* **Requirement**
Lines with the word "Lucas" are the answer; copy each of them from the data below.

* **Records to process**
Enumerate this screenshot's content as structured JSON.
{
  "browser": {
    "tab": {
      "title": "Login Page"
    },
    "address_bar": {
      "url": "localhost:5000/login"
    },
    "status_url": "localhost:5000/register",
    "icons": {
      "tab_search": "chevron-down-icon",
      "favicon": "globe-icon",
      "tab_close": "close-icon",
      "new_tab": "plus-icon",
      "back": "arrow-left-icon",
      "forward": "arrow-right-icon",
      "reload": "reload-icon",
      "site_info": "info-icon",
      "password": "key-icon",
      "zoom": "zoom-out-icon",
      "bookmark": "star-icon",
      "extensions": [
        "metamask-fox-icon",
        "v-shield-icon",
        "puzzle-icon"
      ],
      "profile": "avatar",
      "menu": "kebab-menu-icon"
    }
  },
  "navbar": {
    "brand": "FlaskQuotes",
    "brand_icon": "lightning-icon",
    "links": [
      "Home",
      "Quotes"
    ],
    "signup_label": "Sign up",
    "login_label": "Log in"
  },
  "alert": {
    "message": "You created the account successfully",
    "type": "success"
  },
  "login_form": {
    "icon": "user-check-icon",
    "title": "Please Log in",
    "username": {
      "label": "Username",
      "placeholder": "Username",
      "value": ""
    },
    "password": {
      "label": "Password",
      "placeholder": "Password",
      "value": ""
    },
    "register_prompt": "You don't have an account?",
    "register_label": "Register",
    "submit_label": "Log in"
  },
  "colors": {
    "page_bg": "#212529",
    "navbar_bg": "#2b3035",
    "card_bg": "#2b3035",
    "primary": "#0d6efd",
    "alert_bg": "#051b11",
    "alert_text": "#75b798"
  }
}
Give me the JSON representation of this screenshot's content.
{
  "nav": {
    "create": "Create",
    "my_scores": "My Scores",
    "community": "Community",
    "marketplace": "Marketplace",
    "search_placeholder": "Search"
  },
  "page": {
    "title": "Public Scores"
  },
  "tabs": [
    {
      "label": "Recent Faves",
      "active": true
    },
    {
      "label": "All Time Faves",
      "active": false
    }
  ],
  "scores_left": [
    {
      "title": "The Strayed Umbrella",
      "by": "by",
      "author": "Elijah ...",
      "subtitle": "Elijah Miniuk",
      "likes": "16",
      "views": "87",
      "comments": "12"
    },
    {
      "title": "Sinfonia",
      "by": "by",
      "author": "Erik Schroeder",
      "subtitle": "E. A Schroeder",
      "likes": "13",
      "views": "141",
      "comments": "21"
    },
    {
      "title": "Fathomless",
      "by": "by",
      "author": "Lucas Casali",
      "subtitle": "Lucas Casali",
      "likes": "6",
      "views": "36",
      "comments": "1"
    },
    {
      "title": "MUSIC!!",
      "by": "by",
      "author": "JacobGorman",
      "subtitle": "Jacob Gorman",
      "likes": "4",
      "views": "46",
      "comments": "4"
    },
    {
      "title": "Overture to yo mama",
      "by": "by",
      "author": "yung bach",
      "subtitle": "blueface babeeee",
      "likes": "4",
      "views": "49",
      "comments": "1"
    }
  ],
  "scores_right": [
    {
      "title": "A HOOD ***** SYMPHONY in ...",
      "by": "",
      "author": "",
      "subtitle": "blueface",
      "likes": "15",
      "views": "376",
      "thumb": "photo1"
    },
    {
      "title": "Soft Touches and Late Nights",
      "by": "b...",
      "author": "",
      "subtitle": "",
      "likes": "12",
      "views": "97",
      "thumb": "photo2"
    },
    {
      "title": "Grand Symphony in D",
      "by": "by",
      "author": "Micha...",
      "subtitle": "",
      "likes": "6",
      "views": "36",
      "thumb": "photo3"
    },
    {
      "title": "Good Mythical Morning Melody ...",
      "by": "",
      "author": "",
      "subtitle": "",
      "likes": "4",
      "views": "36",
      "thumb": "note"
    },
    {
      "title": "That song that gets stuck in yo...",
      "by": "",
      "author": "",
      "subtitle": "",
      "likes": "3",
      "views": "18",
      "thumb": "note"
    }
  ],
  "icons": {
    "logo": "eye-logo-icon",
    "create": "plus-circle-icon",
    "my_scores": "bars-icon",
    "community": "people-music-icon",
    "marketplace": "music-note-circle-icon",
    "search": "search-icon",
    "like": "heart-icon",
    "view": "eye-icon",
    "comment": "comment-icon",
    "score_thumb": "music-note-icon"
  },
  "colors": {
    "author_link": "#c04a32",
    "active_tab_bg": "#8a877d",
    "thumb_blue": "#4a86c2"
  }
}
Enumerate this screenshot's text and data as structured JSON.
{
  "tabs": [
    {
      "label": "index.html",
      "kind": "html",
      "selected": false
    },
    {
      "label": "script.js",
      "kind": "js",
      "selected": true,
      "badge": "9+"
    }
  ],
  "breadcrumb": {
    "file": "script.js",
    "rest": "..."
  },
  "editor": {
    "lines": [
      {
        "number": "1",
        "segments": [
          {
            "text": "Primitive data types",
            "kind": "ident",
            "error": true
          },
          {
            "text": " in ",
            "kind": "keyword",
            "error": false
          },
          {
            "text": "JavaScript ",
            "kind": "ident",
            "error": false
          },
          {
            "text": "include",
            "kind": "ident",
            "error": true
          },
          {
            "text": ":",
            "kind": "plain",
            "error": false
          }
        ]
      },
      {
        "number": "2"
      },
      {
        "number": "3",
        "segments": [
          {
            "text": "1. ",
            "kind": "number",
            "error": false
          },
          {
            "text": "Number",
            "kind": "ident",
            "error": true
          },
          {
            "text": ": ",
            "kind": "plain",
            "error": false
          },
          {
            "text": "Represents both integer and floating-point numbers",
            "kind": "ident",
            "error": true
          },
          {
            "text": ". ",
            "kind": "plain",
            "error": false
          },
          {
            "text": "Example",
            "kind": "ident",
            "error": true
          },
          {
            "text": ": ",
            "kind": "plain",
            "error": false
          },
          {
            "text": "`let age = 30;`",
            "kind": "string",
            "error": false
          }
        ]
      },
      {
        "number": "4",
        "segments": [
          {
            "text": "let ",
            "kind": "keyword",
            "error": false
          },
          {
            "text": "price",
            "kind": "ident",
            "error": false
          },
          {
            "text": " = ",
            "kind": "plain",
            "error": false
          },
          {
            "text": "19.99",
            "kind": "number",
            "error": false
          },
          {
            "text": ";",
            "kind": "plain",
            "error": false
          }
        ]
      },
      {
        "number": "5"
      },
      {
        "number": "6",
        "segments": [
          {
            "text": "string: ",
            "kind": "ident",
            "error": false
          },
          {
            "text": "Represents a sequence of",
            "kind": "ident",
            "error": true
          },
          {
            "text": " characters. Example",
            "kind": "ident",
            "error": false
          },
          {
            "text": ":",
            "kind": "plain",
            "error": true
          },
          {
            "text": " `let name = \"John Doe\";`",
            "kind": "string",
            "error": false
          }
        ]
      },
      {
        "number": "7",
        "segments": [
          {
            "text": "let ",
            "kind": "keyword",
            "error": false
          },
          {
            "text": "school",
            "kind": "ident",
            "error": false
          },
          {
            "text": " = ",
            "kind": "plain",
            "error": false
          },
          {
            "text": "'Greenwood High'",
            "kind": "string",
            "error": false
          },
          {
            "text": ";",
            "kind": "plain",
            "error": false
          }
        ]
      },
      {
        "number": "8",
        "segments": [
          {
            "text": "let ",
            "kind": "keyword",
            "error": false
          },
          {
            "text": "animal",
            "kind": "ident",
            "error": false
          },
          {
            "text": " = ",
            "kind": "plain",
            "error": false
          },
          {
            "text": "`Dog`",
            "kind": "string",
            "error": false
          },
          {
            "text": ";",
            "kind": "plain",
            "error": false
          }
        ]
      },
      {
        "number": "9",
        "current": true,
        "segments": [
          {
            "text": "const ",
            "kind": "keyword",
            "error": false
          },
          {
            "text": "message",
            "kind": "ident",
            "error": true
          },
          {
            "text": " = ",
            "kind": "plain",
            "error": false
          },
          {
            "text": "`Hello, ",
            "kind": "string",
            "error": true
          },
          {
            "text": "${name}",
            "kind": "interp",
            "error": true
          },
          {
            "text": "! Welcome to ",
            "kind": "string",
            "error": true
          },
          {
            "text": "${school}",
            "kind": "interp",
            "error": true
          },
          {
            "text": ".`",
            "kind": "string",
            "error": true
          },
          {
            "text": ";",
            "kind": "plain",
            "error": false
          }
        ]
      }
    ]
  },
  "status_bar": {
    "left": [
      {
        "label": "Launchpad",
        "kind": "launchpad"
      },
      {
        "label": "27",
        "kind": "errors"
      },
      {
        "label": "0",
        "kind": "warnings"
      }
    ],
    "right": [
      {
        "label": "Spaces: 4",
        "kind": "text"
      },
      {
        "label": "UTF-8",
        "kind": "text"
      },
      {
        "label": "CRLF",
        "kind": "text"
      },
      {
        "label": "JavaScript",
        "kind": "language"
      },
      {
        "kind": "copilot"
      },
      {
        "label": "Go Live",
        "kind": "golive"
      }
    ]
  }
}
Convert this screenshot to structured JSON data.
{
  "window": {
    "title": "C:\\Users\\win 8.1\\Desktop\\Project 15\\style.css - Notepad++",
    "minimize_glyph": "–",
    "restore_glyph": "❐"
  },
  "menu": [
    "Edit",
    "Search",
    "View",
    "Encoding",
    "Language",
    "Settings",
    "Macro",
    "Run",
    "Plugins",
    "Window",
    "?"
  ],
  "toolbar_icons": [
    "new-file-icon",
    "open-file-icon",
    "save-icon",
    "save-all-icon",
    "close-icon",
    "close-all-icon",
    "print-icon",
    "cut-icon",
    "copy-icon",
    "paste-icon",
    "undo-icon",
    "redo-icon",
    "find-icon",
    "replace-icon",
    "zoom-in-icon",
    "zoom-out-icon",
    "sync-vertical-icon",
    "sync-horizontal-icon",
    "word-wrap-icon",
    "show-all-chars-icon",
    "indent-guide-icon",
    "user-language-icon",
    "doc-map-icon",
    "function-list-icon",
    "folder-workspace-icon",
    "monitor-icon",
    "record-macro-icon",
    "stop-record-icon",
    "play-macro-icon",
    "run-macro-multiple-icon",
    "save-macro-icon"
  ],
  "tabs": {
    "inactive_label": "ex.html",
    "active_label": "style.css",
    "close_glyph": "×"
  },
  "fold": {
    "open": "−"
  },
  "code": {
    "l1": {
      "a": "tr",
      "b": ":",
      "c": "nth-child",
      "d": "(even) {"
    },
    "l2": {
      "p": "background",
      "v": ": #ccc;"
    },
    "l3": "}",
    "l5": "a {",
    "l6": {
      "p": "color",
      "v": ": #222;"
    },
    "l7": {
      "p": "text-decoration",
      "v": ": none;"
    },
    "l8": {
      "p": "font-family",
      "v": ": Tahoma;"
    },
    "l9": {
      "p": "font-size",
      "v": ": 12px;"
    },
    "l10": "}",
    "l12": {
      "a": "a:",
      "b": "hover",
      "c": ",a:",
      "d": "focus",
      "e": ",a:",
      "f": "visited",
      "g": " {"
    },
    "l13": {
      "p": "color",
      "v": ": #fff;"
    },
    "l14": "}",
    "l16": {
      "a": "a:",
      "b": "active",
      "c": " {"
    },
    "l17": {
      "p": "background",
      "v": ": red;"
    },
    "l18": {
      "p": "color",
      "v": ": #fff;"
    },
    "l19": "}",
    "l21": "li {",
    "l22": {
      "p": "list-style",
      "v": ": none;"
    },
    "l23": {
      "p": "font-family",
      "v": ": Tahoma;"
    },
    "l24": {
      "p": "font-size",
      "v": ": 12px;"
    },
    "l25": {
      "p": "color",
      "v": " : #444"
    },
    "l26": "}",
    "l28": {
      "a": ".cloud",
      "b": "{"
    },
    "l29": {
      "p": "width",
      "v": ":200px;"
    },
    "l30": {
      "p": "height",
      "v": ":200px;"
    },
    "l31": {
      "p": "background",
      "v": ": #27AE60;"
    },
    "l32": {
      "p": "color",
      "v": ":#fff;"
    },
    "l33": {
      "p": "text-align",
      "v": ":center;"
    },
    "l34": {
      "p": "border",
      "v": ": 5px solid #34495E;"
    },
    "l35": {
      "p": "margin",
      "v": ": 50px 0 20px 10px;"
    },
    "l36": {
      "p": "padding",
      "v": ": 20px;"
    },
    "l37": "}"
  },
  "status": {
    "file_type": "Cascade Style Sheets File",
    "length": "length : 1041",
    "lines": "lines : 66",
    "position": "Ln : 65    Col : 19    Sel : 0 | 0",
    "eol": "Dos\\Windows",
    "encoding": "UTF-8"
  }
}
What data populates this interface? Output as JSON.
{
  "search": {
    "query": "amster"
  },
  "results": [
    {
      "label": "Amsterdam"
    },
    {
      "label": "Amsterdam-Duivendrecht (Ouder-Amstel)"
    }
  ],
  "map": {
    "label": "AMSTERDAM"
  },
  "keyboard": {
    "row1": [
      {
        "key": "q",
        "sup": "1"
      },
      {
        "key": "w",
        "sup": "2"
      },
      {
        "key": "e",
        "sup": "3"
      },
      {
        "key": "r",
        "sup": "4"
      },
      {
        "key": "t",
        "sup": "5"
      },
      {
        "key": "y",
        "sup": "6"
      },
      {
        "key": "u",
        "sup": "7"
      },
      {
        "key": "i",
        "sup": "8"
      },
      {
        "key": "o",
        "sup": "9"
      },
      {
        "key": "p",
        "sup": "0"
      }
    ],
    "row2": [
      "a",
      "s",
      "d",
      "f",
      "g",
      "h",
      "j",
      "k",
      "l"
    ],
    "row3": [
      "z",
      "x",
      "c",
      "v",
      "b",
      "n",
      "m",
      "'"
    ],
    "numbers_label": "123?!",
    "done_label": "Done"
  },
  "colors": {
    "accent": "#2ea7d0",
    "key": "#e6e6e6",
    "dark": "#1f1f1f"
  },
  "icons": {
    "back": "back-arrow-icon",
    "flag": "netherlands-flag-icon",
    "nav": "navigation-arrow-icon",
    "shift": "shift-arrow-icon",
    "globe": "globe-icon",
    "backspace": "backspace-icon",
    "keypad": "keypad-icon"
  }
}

* **Expected answer**
      "author": "Lucas Casali",
      "subtitle": "Lucas Casali",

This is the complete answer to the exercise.